*Work instructions*: Filter the records below for the word "title". Copy each line that holds it.
[Start of Attachment]
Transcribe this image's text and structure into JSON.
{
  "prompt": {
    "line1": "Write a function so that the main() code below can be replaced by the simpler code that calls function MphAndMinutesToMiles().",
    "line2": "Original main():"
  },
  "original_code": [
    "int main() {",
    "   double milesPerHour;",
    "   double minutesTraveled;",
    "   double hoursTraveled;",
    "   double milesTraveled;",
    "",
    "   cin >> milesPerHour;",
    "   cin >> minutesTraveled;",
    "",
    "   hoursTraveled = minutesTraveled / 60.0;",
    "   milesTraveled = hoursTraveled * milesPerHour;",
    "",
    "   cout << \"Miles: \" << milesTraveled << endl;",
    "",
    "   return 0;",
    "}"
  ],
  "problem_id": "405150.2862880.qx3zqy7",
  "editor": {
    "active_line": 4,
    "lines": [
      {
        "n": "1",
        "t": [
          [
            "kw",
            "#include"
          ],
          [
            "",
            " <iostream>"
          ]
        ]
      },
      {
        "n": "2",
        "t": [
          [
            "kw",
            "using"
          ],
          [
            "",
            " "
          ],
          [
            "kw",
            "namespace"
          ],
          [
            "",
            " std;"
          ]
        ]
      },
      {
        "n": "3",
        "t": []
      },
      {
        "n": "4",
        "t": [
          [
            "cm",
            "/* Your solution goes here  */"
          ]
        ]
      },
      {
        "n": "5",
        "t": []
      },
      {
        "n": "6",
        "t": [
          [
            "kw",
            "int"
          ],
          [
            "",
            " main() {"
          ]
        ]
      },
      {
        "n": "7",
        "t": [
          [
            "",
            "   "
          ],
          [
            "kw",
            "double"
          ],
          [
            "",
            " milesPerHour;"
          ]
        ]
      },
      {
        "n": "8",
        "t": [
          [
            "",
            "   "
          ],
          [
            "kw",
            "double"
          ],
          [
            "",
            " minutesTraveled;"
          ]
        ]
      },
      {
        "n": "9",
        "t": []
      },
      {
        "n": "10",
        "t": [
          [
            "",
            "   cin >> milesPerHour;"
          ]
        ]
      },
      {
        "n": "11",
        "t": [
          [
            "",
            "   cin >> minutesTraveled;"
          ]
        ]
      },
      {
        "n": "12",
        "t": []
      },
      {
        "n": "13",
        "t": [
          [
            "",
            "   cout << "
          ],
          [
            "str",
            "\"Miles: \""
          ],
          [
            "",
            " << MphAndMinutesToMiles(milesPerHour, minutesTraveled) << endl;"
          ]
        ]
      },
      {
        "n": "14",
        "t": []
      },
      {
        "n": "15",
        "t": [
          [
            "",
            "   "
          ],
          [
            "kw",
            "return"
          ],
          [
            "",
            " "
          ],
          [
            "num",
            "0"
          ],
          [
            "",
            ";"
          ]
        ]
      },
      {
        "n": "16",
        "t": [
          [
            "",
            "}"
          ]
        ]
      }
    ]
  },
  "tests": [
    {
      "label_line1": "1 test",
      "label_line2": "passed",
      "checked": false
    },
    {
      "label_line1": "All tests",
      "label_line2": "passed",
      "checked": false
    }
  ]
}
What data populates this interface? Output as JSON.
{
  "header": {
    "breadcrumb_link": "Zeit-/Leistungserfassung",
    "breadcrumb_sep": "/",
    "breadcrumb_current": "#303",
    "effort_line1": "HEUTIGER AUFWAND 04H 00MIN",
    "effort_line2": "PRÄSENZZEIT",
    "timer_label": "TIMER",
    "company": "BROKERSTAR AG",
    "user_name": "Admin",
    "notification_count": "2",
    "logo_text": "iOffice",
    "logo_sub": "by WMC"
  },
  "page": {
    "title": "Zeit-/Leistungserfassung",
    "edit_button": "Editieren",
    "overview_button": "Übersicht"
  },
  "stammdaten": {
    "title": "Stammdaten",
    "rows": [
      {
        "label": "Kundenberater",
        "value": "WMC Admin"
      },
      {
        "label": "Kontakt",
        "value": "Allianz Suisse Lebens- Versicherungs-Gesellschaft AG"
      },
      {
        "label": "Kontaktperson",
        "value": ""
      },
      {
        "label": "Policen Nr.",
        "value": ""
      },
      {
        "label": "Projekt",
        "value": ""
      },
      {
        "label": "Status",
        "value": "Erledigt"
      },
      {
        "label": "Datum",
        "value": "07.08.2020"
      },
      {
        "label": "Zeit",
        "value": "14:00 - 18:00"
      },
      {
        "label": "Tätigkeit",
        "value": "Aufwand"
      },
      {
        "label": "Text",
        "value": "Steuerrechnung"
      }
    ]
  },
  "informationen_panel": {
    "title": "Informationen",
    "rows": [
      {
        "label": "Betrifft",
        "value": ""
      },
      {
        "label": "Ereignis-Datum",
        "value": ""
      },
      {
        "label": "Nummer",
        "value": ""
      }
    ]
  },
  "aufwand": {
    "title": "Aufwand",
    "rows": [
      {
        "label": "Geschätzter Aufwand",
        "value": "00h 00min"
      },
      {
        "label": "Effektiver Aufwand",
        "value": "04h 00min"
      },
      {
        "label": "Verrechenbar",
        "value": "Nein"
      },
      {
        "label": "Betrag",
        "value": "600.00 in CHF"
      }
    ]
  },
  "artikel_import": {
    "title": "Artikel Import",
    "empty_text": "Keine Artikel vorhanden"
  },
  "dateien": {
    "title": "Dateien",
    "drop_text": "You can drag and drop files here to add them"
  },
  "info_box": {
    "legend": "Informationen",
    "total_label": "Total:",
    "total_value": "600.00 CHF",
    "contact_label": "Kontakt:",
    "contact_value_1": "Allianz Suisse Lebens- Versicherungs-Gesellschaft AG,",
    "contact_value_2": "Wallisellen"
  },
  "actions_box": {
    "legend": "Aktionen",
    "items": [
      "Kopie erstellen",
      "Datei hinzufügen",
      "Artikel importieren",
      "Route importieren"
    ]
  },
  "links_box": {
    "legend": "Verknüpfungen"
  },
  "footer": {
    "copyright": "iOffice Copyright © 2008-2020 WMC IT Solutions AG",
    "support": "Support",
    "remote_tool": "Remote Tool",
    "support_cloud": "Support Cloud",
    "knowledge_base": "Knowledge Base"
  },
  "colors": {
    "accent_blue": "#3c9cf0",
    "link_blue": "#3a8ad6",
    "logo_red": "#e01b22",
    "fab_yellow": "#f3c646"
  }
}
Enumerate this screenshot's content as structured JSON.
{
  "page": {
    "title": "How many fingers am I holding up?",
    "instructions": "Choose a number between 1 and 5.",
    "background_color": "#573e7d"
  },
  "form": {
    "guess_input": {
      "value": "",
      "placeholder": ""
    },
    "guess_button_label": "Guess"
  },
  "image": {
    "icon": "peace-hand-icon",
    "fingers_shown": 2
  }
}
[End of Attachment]
*Completed task*:
    "title": "Zeit-/Leistungserfassung",
    "title": "Stammdaten",
    "title": "Informationen",
    "title": "Aufwand",
    "title": "Artikel Import",
    "title": "Dateien",
    "title": "How many fingers am I holding up?",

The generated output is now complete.